Ranking Nic Claxton outside of the top 150
A huge, gigantic, ungodly fumble by marking the 24-year-old Brooklyn center 180th in my final rankings. I ranked him that low thinking the talent surrounding him would typecast Claxton into a low-usage, rebounding rim protector who would only see 20 minutes per night. While that mostly held true, I vastly underestimated how quickly he'd master finishing at the rim and blocking shots at a high-rate relative to his peers. It didn't matter if the Nets blew up their squad midseason because Claxton performed at a high level (a top-50 player) for most of the '22-23 season.
He accomplished a lot in his fourth NBA season, leading the league in eFG and 2-point FG percentages, along with finishing second in the league in blocks per game (2.5). Claxton fell just shy of putting up a double-double too, and based on this year's numbers, he's improved year-over-year for the past four seasons. He's becoming one of the best young big men in the Eastern Conference, and it's not out of the question for him to put up 15 points and 10 rebounds with 2+ blocks per night next season.
Failing to buy Shai Gilgeous-Alexander's dip in market price

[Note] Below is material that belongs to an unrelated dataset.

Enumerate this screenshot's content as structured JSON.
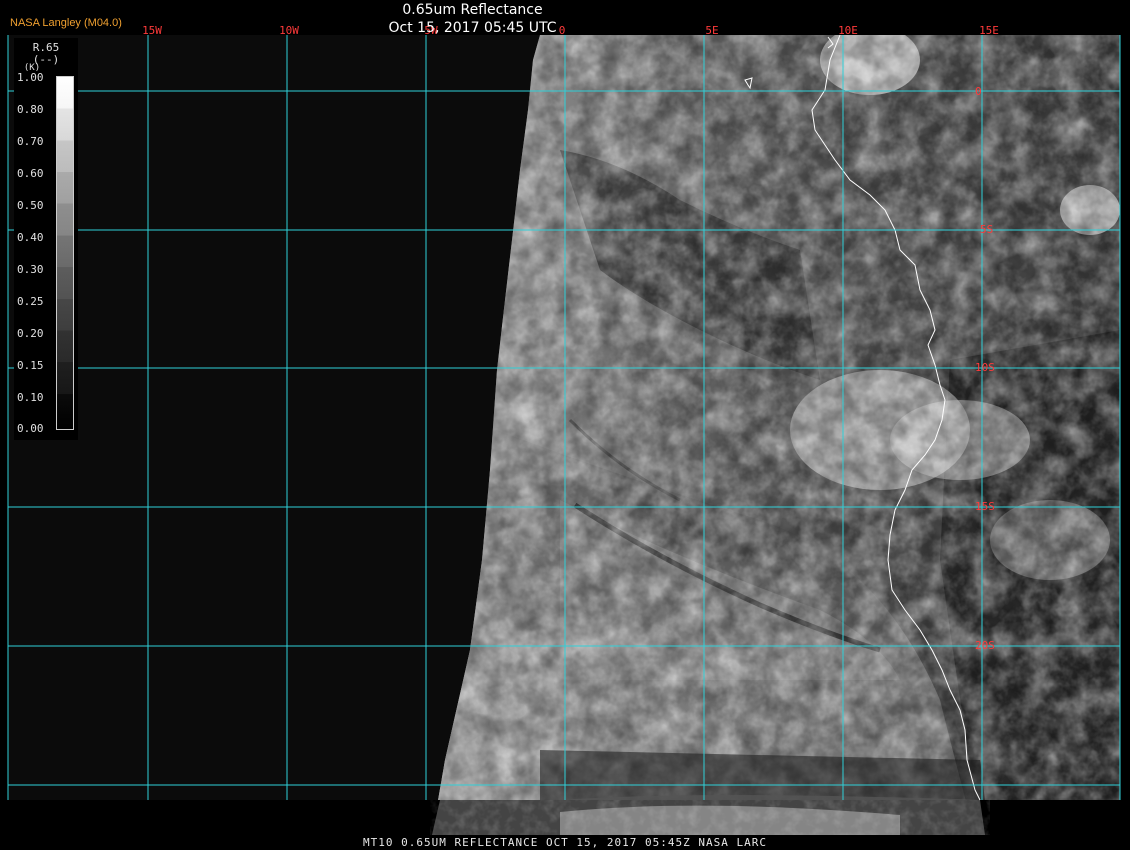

I admitted being lower than most on Gilgeous-Alexander coming into the season because he suffered a Grade 2 MCL sprain right before training camp. The injury raised enough concern that it put his availability at the start of the season in doubt. As a result, his ADP dropped to the fourth round in most drafts. I'm still mad at myself for not investing at least a small percentage of shares into SGA at the discounted ADP.
The talent was never in question — it was the ambiguity around his durability and load management that I was grappling with while crafting my rankings. Between JJJ and SGA, I don't know which miss felt worse. But the days of drafting SGA that cheap are long gone, and the numbers he put up this season warrant a top-5 pick heading into '23-24.
Brook Lopez turning back the clock
When assessing my peers' preseason rankings (shoutout to Matt Lawson of Fantasy Basketball International), I was pretty close in consensus regarding the expectations for the 15-year pro. But it must be flagged anytime I'm off by over 100 spots in my rankings. Lopez's resurgence was a revelation this season as he ranked 22nd, his highest finish since 2015-16.
He was one of the most efficient bigs shooting the ball, knocking down 53% of his shots from the field, 37% from distance and 78% from the charity stripe. He even reminded the NBA that he's not to be played with, swatting over 2 blocks per game for the fourth time in his career.
One might call him a Tower of Terror, but I'll call him one of the best value picks of the '22-23 season. He'll be a free agent this summer, and with Mike Budenholzer gone, let's see whether Splash Mountain rides it out with the Bucks or has his sights on a new attraction.
Jalen Smith breakout? More like captivity
I predicted Smith to be one of three breakout forwards/centers this year. Big yikes. Coming into the season, he showcased enough last year and in the preseason to become a fixture of the Pacers rotation.
It didn't happen.
Instead, my man played under 20 minutes per night and was passed over by 6'5" "power forward" Aaron Nesmith. No disrespect to Nesmith because clearly, he was a better fit for the Pacers system than Smith.
Statistically speaking, it wasn't a terrible year for Smith. He averaged 9 points with 6 rebounds and almost a block per game. But, because his minutes were so erratic, he couldn't be trusted for more than a desperation injury add off of waivers throughout the season. He finished outside of the top 200 (223, to be exact).
I ranked him 71st. That's right, 71.
Looking at my peers, I was the most bullish on him and man, do I regret it. I had too many shares of him and even held onto him longer than I should have, waiting for Myles Turner to be traded. But even then, those minutes would've primarily gone to Isaiah Jackson.
It was all bad, and don't worry; Smith will not be near my top 100 for 2023-24, barring any wildly unforeseen improvements to his game.